*Exercise*
Return only the number of lines in the data below where the word "date" appears.

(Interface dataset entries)
*-*-*
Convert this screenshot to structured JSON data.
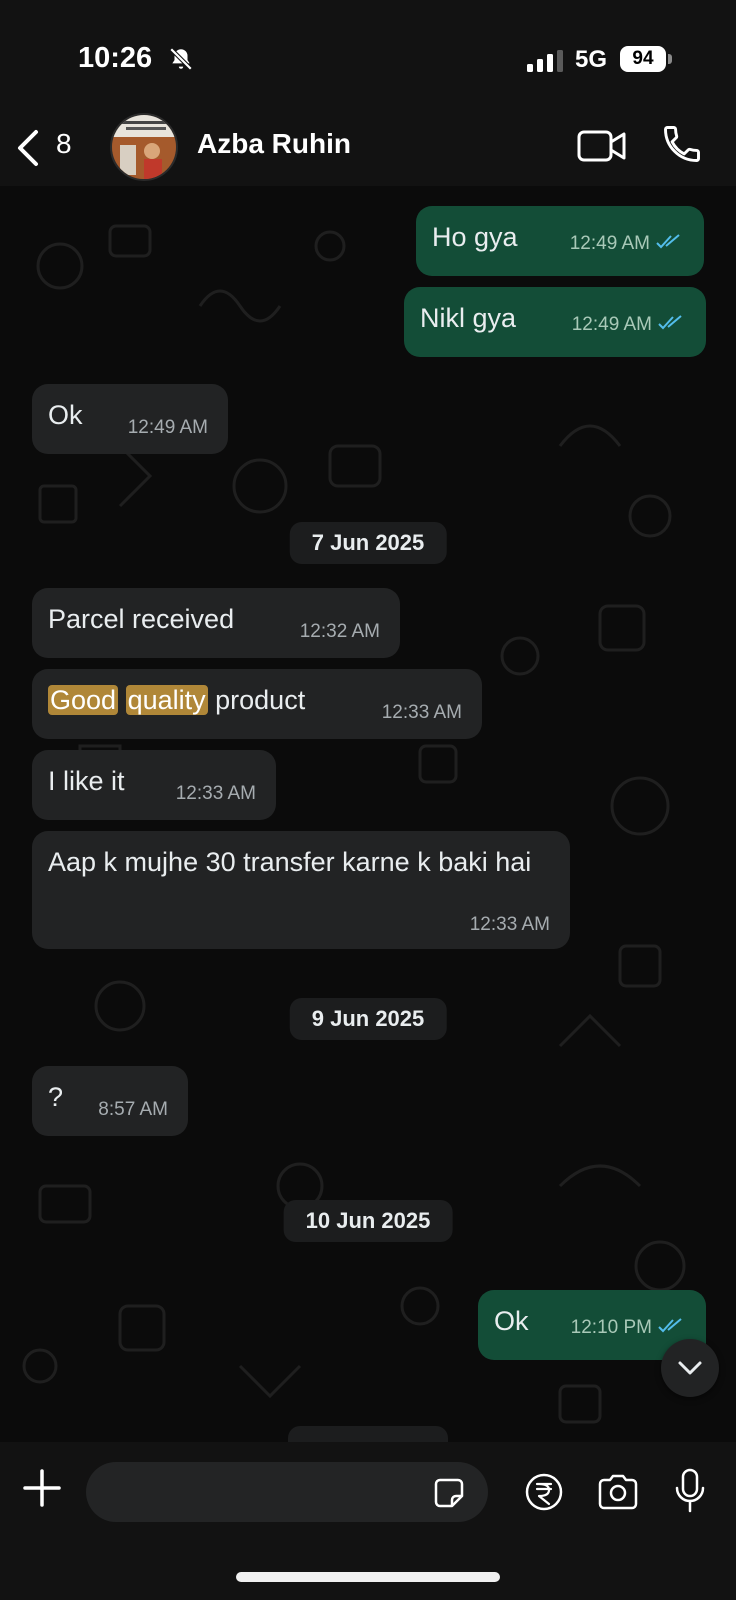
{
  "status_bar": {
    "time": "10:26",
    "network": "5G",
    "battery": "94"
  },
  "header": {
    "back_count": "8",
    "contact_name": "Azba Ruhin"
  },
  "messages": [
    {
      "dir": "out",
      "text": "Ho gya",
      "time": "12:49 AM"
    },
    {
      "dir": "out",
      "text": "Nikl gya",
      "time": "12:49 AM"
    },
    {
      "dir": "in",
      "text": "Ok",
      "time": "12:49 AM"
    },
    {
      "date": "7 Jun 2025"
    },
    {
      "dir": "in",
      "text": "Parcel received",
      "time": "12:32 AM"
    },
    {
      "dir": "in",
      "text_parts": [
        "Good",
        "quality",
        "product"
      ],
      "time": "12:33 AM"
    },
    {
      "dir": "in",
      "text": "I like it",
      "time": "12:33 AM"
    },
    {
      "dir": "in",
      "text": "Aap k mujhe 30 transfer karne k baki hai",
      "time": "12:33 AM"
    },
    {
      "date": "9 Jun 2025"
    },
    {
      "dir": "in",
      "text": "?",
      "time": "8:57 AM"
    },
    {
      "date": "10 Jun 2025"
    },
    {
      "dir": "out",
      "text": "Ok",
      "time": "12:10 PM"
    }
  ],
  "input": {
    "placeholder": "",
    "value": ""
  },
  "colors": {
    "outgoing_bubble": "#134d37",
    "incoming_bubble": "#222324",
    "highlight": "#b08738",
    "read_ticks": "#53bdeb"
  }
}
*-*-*
*Result below*
3